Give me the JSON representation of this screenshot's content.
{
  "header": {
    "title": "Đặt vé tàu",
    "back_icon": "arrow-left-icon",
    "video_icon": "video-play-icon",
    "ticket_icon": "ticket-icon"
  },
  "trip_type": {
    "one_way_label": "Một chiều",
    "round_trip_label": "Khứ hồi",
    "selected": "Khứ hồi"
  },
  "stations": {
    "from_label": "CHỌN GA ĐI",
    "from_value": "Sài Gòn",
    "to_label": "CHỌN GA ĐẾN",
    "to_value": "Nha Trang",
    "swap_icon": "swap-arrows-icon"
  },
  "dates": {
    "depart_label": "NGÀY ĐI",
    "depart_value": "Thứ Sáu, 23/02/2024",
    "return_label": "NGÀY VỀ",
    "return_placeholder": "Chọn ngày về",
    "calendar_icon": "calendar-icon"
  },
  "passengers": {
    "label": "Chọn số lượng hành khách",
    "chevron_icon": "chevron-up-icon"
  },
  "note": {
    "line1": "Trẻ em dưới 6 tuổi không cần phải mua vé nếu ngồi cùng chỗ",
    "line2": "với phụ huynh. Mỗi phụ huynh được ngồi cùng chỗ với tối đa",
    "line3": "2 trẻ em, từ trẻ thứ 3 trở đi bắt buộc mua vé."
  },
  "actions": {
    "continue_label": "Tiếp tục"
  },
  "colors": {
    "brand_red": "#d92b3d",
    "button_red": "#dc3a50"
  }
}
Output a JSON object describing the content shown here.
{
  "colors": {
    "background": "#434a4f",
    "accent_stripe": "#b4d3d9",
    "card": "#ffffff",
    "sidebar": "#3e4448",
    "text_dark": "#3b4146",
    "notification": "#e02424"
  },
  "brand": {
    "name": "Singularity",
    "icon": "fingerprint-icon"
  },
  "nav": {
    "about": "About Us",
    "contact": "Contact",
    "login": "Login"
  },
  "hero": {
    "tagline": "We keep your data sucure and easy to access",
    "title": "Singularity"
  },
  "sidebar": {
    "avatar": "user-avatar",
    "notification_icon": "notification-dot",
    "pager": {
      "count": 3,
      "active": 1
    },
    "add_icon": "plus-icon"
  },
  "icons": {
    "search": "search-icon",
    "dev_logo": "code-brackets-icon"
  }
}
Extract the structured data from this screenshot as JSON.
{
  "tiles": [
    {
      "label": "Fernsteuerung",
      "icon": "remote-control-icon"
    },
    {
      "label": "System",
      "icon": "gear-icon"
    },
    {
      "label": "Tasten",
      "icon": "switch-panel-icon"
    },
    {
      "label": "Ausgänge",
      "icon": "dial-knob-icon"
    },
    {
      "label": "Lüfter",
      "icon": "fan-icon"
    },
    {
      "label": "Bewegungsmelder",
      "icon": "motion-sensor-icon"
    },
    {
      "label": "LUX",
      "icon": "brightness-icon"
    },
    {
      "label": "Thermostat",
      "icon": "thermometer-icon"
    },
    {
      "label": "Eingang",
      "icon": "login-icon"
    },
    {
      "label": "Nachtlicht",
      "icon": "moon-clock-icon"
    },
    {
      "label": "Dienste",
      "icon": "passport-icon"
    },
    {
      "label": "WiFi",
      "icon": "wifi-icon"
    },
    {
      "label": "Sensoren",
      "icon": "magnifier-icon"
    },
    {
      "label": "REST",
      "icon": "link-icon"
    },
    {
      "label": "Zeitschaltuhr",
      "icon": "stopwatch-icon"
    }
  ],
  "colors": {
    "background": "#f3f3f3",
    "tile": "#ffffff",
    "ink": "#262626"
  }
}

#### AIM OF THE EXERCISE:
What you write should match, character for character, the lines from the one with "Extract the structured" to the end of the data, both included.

#### TASK ANSWER:
Extract the structured data from this screenshot as JSON.
{
  "tiles": [
    {
      "label": "Fernsteuerung",
      "icon": "remote-control-icon"
    },
    {
      "label": "System",
      "icon": "gear-icon"
    },
    {
      "label": "Tasten",
      "icon": "switch-panel-icon"
    },
    {
      "label": "Ausgänge",
      "icon": "dial-knob-icon"
    },
    {
      "label": "Lüfter",
      "icon": "fan-icon"
    },
    {
      "label": "Bewegungsmelder",
      "icon": "motion-sensor-icon"
    },
    {
      "label": "LUX",
      "icon": "brightness-icon"
    },
    {
      "label": "Thermostat",
      "icon": "thermometer-icon"
    },
    {
      "label": "Eingang",
      "icon": "login-icon"
    },
    {
      "label": "Nachtlicht",
      "icon": "moon-clock-icon"
    },
    {
      "label": "Dienste",
      "icon": "passport-icon"
    },
    {
      "label": "WiFi",
      "icon": "wifi-icon"
    },
    {
      "label": "Sensoren",
      "icon": "magnifier-icon"
    },
    {
      "label": "REST",
      "icon": "link-icon"
    },
    {
      "label": "Zeitschaltuhr",
      "icon": "stopwatch-icon"
    }
  ],
  "colors": {
    "background": "#f3f3f3",
    "tile": "#ffffff",
    "ink": "#262626"
  }
}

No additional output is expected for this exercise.